Op-Ed: Challenges Facing Our Community In The New Decade
As we enter a new decade, there are many challenges that our nation continues to face. Issues such as economic recovery, unemployment, access to affordable health care, and rebounding from the housing crisis are on the minds of many Americans.
While families and businesses throughout the country have suffered greatly as a result of the economic downturn, the state of Ohio has been particularly hard hit. The loss of businesses and the jobs, benefits, and tax revenues associated with them have impacted communities throughout Southwest Ohio. The rise in unemployment and declining home values has caused many neighborhoods across southwest Ohio to have increased numbers of abandoned homes. The loss in tax revenue associated with this decline affects many of the public safety and education programs that make our communities stronger.
While local officials are finding creative ways to adjust to the revenue decline, Congress continues to charge up the government debit card with massive federal spending, further driving our nation into debt. The Majority continues to push forward with their plans to tax and spend, passing the debt on to future generations. I have consistently voted against unreasonable increases to the federal budget.
I opposed the $700 billion bailout of our nation's financial industry, and voted against the $800 billion economic stimulus package. I believe these bills did nothing to help those who have suffered the most due to job loss and home foreclosures, and lacked details and oversight as to how the tax dollars would be spent. This type of government spending rewarded Wall Street's reckless behavior and thus far has done little to help most American families while substantially increasing the national debt.
Further compounding the impact of the economic downturn on American families is the issue of affordable health care. The majority party in Congress has proposed a costly and risky government takeover of the health care sector, which represents one-sixth of our nation's economy. Most Americans agree that our current system can be improved. They also agree, however, that a less costly, step-by-step approach is a better way to achieve our shared goals of improving access while reducing costs.

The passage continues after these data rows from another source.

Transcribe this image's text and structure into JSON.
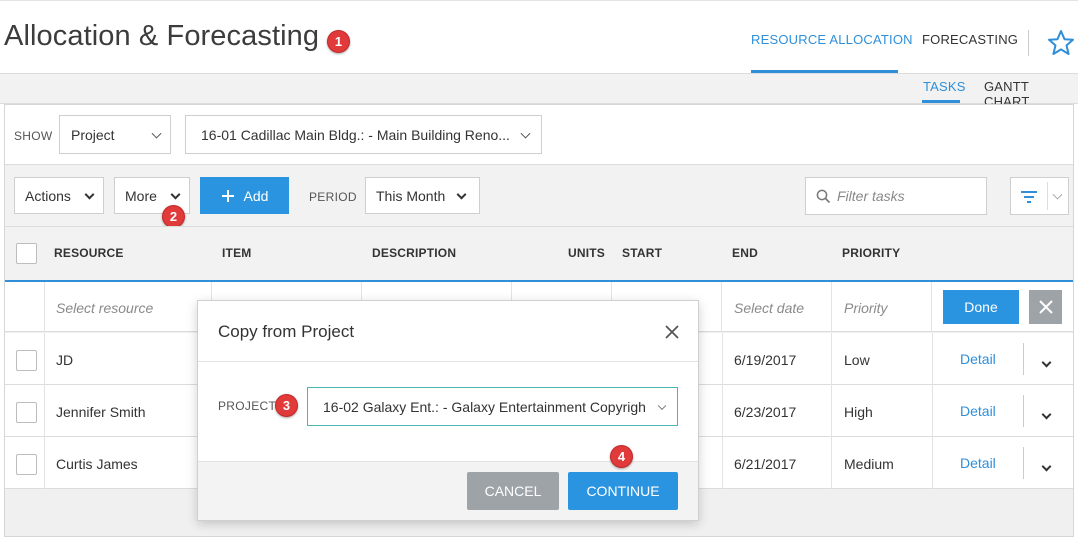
{
  "header": {
    "title": "Allocation & Forecasting",
    "tabs": [
      {
        "label": "RESOURCE ALLOCATION",
        "active": true
      },
      {
        "label": "FORECASTING",
        "active": false
      }
    ],
    "star_icon": "star-icon"
  },
  "subnav": {
    "tabs": [
      {
        "label": "TASKS",
        "active": true
      },
      {
        "label": "GANTT CHART",
        "active": false
      }
    ]
  },
  "filters": {
    "show_label": "SHOW",
    "show_value": "Project",
    "project_value": "16-01 Cadillac Main Bldg.: - Main Building Reno..."
  },
  "toolbar": {
    "actions_label": "Actions",
    "more_label": "More",
    "add_label": "Add",
    "period_label": "PERIOD",
    "period_value": "This Month",
    "filter_placeholder": "Filter tasks"
  },
  "table": {
    "columns": [
      "RESOURCE",
      "ITEM",
      "DESCRIPTION",
      "UNITS",
      "START",
      "END",
      "PRIORITY"
    ],
    "edit_row": {
      "resource_placeholder": "Select resource",
      "date_placeholder": "Select date",
      "priority_placeholder": "Priority",
      "done_label": "Done"
    },
    "rows": [
      {
        "resource": "JD",
        "end": "6/19/2017",
        "priority": "Low",
        "action": "Detail"
      },
      {
        "resource": "Jennifer Smith",
        "end": "6/23/2017",
        "priority": "High",
        "action": "Detail"
      },
      {
        "resource": "Curtis James",
        "end": "6/21/2017",
        "priority": "Medium",
        "action": "Detail"
      }
    ]
  },
  "modal": {
    "title": "Copy from Project",
    "project_label": "PROJECT",
    "project_value": "16-02 Galaxy Ent.: - Galaxy Entertainment Copyrigh",
    "cancel_label": "CANCEL",
    "continue_label": "CONTINUE"
  },
  "callouts": [
    "1",
    "2",
    "3",
    "4"
  ],
  "colors": {
    "accent": "#2f8fd8",
    "button_blue": "#2b94e0",
    "badge_red": "#e03a3a",
    "cancel_gray": "#9ea3a8"
  }
}
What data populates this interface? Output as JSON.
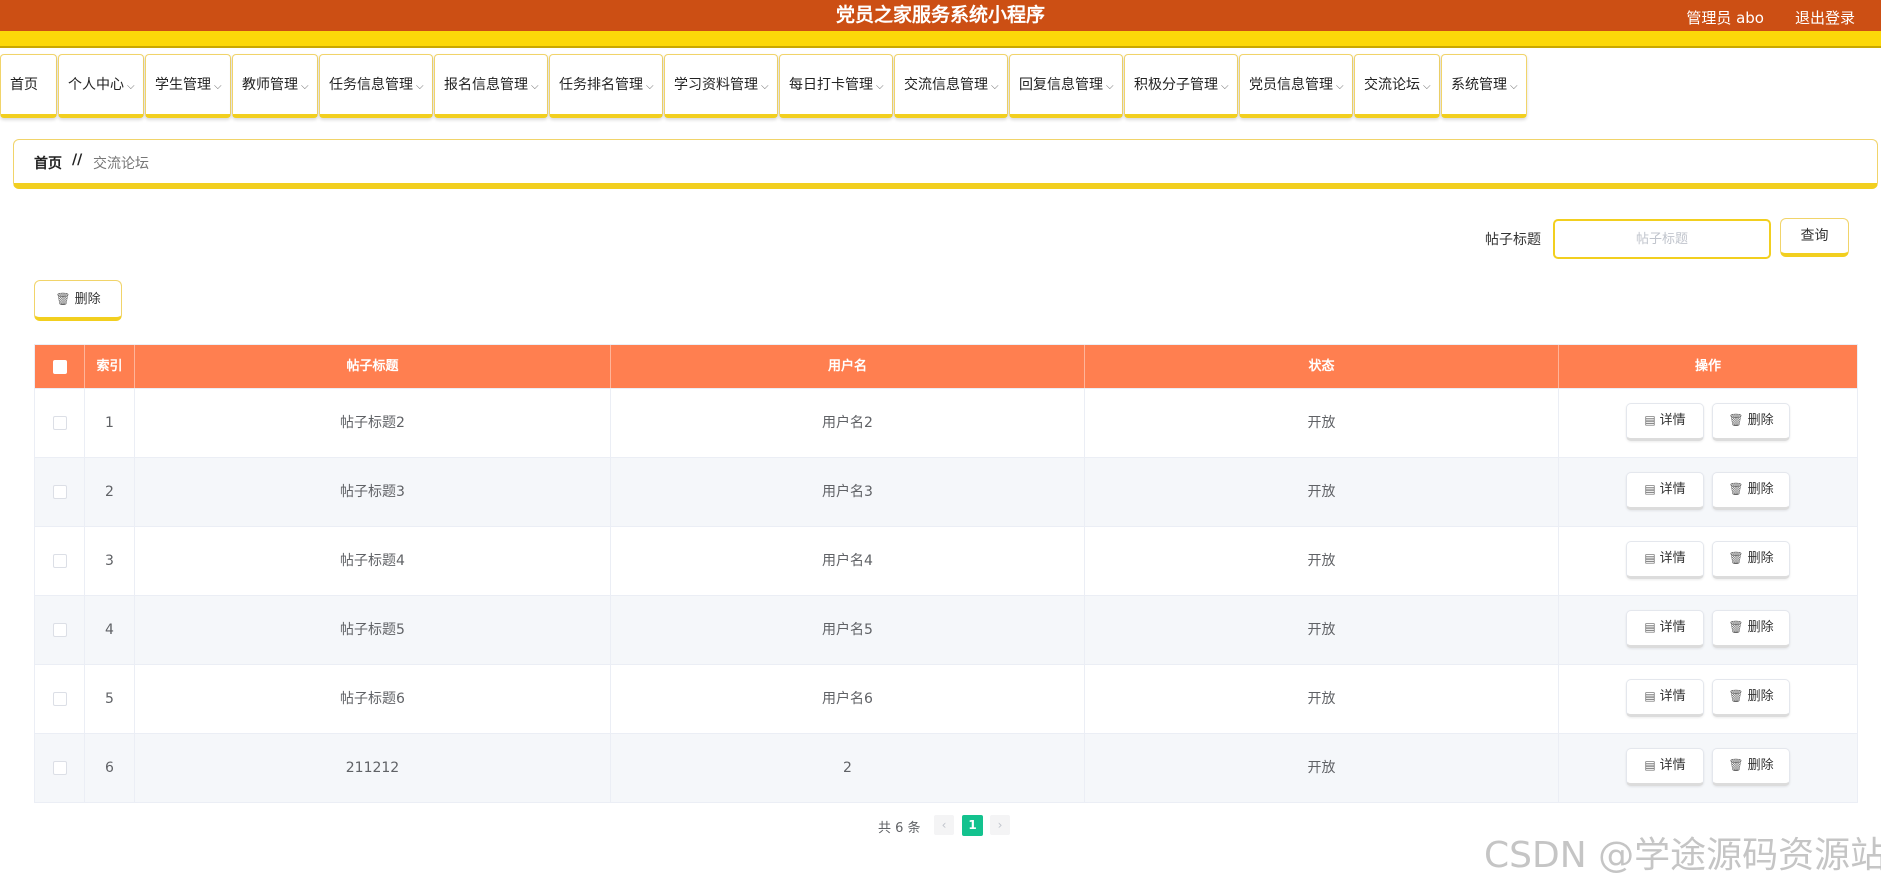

I support a common sense approach to health reform that includes prohibiting insurance companies from denying coverage based on pre-existing conditions, allowing small businesses and individuals to pool coverage, offering the ability to establish tax-free health savings accounts, and reducing excessive litigation through tort reform. These are the kinds of responsible reforms that will go a long way toward lowering the cost of health care while increasing access, without risking the financial livelihood of future generations.
An essential component of restoring our nation's economy is addressing the mortgage and foreclosure crisis. In 2008, over 6,200 home foreclosures were reported across Ohio's Third Congressional District -- a three-fold increase from a decade ago. This includes 4,091 foreclosures in Montgomery County, 1,558 in Warren County, 351 in Highland County, and 287 in Clinton County. It stands to reason that 2009 data will prove even grimmer.
Last year, I joined my colleagues in Congress to support legislation funding the Neighborhood Stabilization Program. This program was created to help stabilize communities that have been hard hit by the foreclosure crisis. NSP offers funding to states, local governments, nonprofits and a consortium of nonprofit entities for the purchase and redevelopment of foreclosed and abandoned homes and residential properties. This program can help rebuild our neighborhoods and restore property values.
There is no doubt that this is a critical time for our community as we enter into the new decade and address these challenges. I will continue to work with our local, state, and federal officials on behalf of the citizens of Ohio's Third Congressional District. Together we can make progress toward addressing our concerns.